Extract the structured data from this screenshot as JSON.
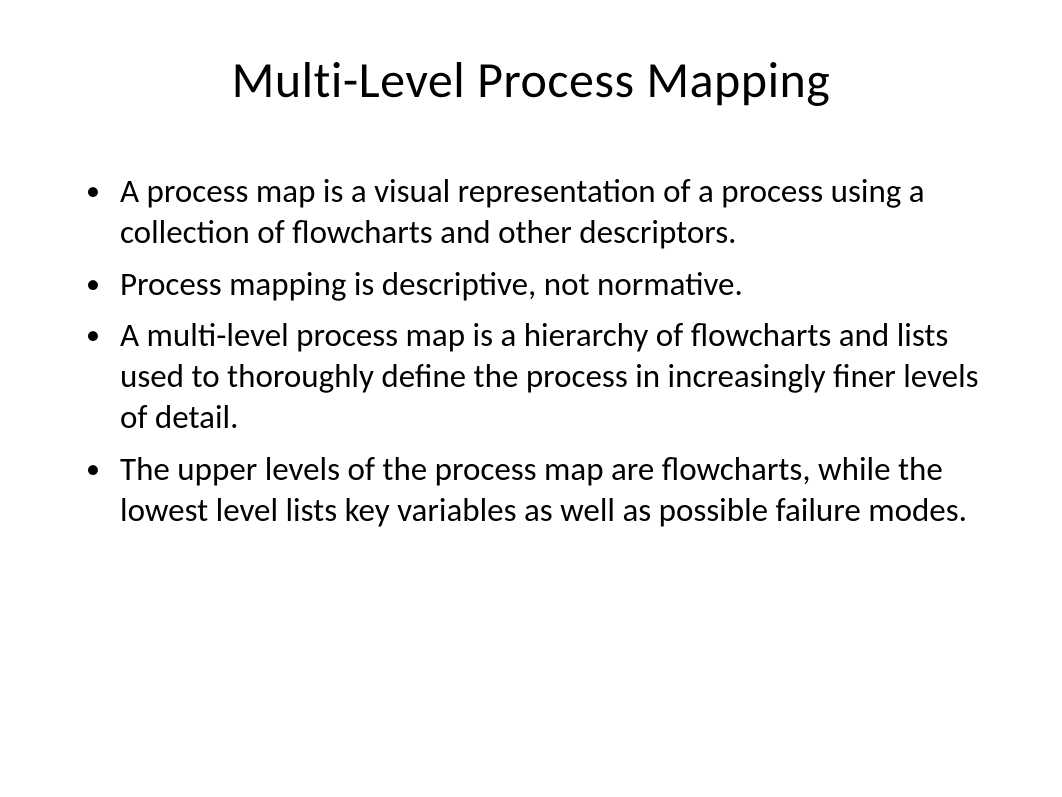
{
  "title": "Multi-Level Process Mapping",
  "bullets": [
    "A process map is a visual representation of a process using a collection of flowcharts and other descriptors.",
    "Process mapping is descriptive, not normative.",
    "A multi-level process map is a hierarchy of flowcharts and lists used to thoroughly define the process in increasingly finer levels of detail.",
    "The upper levels of the process map are flowcharts, while the lowest level lists key variables as well as possible failure modes."
  ]
}
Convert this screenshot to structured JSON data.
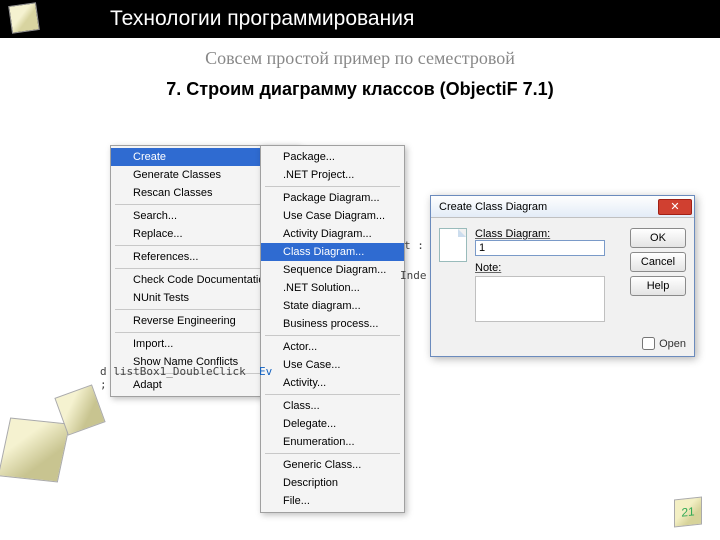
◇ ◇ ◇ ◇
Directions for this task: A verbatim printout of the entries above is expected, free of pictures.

Solved problem:
Extract the structured data from this screenshot as JSON.
{
  "title": "Multi-Level Process Mapping",
  "bullets": [
    "A process map is a visual representation of a process using a collection of flowcharts and other descriptors.",
    "Process mapping is descriptive, not normative.",
    "A multi-level process map is a hierarchy of flowcharts and lists used to thoroughly define the process in increasingly finer levels of detail.",
    "The upper levels of the process map are flowcharts, while the lowest level lists key variables as well as possible failure modes."
  ]
}
Convert this screenshot to structured JSON data.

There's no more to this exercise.